In the case of USB security, we found two interesting things. First, what we thought we meant by USB security has, actually, become hidden in what we refer to generally as endpoint security. Second, as ever, vendors are taking a broad view of product categories. This certainly was the case with USB security where we saw everything from full-blown enterprise management tools for security at the endpoints to auto-encrypting USB thumb drives.
Relative to wireless security we ran afoul of the numerous standards that define the wireless landscape. Justin examines those standards and explains them to us in the context of testing the various wireless security tools that passed through the labs this month.
The overriding impression that I had while overseeing this month's reviews is — and I've alluded to this before — that of an industry on the move. The USB security products Mike and I tested almost universally were not restricted to USB security, for example. Rather they have begun to encompass security for all types of endpoint security. Even the USB memory sticks that we examined have addressed the number one problem for data at rest: sensitive data in clear text on an extremely portable device. These small, inexpensive products force encryption when data is saved to them. This is a cheap solution to a potentially very expensive problem.

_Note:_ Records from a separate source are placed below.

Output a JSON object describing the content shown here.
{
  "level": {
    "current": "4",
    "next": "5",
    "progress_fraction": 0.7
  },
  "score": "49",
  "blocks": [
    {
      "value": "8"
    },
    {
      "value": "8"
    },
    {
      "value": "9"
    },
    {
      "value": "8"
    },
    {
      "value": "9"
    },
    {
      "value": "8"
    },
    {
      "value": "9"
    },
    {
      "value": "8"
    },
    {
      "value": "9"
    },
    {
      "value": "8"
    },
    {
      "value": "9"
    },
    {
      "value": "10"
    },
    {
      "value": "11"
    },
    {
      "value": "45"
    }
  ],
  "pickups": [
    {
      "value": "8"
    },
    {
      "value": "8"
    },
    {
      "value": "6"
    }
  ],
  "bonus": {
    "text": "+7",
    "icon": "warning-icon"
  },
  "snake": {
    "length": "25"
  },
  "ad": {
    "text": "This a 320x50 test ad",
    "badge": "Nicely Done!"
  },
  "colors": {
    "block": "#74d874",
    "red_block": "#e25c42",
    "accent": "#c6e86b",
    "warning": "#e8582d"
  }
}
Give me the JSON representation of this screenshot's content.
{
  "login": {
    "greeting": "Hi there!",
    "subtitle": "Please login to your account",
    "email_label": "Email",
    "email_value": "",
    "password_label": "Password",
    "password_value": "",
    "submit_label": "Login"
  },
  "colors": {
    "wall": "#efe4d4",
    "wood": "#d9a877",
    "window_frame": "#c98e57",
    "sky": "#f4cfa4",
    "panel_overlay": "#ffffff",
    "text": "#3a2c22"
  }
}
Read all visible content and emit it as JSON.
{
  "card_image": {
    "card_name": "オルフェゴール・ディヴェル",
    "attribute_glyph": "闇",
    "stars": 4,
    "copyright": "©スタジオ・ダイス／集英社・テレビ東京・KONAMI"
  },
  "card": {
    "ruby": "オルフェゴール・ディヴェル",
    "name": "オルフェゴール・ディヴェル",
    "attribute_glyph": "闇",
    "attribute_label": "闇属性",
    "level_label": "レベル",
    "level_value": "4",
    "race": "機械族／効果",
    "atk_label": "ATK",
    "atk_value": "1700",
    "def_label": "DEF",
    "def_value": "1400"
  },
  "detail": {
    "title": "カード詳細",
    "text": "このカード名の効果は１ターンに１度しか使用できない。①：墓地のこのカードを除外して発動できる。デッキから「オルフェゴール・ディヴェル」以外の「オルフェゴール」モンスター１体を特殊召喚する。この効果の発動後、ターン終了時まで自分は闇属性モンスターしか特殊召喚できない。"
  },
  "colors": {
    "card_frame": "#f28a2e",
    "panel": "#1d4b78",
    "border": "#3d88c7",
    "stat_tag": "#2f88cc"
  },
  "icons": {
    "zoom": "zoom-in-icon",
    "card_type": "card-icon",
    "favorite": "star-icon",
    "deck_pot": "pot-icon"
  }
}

The wireless security products are beginning, as the wireless industry is beginning, to show maturity. The products we looked at bring together management of wireless access points in a largely holistic manner. While addressing security, they also address the management of the access point devices. This is a major step in the maturity of the product group since we looked at it last.
These are exciting times in our field and there are huge opportunities.
We'll bring them to you in future reviews and First Looks as we find them.
— Peter Stephenson